**TASK DESCRIPTION**
Look through the listing for the string "stepsAroundCircle" and copy out every line that holds it.
★ ★ ★
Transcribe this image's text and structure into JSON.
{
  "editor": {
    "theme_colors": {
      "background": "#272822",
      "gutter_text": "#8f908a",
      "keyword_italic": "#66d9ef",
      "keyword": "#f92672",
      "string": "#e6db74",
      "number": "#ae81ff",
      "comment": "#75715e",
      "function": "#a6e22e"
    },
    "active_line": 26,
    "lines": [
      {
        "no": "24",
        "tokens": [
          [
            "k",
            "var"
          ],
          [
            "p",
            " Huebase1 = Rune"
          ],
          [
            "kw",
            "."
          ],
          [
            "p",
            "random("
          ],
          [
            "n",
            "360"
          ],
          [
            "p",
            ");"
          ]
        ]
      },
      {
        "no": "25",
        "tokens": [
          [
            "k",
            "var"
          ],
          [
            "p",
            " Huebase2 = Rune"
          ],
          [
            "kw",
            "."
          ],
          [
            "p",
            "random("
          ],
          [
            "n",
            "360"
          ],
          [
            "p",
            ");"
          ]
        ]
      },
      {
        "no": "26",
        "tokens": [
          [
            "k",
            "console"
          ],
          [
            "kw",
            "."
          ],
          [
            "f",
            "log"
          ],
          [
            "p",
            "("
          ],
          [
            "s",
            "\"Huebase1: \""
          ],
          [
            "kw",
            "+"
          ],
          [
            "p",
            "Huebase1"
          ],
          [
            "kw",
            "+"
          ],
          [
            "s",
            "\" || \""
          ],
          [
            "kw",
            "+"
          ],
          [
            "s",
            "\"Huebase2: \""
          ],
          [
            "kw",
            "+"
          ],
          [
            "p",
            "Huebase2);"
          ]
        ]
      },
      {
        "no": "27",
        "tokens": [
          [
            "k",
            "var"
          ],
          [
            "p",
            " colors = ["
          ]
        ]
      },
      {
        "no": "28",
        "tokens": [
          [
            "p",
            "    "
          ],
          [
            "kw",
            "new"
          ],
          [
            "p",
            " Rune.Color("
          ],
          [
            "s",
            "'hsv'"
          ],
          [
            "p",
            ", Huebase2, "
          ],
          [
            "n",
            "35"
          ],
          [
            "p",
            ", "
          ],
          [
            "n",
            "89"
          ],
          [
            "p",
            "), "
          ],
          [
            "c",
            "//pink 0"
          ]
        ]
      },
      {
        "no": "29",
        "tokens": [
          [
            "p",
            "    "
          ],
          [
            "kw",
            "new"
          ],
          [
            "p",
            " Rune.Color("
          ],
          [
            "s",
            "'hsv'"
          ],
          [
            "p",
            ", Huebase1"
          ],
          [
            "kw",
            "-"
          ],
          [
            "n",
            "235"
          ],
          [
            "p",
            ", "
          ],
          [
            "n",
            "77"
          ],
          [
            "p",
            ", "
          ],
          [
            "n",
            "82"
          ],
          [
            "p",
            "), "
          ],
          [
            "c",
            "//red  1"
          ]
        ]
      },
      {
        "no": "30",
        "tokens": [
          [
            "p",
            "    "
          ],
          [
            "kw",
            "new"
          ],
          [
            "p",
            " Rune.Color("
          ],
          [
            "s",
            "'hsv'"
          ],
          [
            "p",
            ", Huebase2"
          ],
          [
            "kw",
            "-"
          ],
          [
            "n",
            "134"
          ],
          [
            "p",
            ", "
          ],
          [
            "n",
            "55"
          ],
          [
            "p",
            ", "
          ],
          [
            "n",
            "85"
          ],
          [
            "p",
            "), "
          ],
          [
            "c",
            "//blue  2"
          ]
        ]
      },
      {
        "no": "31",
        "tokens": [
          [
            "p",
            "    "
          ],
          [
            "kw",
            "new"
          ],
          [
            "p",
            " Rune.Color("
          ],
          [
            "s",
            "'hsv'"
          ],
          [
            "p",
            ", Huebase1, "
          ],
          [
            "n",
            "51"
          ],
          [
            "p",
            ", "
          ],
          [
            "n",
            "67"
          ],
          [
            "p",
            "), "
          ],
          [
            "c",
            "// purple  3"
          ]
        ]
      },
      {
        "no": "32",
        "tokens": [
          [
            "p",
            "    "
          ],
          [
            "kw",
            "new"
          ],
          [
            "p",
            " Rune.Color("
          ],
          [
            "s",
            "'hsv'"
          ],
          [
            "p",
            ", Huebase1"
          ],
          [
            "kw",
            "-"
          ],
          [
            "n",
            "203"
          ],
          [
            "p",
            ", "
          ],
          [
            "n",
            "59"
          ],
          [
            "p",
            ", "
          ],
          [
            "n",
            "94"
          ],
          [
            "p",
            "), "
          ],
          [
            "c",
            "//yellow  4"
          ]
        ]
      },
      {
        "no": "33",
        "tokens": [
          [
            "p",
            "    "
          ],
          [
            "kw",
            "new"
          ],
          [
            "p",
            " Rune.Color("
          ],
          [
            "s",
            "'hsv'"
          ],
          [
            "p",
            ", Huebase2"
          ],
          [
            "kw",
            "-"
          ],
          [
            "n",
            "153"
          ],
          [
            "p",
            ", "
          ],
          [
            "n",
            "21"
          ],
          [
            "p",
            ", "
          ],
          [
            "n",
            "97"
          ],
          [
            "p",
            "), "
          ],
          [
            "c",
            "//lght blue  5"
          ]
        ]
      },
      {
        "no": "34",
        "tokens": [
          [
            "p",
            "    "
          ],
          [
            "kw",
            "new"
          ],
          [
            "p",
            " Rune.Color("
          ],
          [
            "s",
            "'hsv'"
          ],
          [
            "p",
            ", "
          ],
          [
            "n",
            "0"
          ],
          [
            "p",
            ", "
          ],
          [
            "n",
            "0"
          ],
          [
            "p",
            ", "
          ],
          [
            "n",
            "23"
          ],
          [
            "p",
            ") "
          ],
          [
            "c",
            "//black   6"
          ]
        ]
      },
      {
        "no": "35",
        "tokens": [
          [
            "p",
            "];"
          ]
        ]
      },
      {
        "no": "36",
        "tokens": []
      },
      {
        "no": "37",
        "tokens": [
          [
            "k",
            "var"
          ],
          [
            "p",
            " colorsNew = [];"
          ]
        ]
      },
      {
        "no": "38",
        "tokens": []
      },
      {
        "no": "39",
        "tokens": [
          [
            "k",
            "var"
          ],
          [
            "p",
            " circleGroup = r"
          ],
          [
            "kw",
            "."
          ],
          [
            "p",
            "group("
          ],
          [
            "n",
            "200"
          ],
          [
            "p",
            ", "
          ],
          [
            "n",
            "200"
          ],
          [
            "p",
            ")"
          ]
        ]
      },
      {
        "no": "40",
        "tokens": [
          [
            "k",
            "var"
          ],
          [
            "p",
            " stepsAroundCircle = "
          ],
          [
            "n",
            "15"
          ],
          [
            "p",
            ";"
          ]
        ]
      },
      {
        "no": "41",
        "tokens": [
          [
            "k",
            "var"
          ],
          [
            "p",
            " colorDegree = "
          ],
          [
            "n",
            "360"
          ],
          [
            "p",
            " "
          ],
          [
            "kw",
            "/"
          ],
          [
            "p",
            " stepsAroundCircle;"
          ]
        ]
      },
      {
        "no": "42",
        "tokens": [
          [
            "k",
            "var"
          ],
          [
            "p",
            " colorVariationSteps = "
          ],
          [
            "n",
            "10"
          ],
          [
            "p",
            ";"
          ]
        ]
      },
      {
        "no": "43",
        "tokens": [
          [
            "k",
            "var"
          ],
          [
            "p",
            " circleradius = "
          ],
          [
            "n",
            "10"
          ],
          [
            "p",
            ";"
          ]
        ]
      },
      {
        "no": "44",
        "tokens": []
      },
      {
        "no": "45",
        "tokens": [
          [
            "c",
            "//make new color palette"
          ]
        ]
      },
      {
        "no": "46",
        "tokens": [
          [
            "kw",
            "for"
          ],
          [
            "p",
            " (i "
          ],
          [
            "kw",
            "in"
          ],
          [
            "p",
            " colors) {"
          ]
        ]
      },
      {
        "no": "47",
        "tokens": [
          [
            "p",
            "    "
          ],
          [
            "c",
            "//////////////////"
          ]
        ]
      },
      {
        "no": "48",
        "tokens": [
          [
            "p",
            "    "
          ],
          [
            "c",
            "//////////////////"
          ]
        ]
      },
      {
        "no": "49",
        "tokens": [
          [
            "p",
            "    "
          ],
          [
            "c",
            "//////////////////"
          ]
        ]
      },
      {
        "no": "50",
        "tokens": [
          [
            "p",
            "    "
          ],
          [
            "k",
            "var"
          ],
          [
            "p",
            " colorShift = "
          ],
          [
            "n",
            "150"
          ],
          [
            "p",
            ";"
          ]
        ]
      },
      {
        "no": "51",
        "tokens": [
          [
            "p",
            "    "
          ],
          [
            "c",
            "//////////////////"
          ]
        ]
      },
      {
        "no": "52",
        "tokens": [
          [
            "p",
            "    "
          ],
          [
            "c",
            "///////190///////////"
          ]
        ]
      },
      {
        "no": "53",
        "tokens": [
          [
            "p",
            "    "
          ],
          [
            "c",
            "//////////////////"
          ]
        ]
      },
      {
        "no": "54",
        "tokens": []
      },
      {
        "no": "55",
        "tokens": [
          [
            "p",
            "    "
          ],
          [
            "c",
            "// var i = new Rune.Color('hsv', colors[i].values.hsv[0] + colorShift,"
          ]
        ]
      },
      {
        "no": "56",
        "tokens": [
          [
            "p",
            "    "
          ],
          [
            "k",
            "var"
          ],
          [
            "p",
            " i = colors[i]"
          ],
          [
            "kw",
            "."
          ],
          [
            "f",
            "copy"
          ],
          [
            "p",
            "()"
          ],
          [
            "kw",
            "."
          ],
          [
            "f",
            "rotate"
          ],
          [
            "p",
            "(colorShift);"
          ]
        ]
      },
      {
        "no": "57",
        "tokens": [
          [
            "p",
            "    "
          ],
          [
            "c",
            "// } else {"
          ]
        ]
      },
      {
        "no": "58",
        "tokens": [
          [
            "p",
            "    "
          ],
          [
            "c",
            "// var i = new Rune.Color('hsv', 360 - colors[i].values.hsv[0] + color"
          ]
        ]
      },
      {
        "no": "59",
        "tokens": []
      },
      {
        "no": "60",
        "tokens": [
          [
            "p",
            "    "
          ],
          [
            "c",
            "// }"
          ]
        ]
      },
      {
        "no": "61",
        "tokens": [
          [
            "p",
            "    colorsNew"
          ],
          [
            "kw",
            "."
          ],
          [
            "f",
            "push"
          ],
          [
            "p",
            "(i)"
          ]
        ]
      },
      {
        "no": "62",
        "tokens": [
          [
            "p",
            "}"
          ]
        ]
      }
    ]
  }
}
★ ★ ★
**ANSWER TO THE EXERCISE**
            " stepsAroundCircle = "
            " stepsAroundCircle;"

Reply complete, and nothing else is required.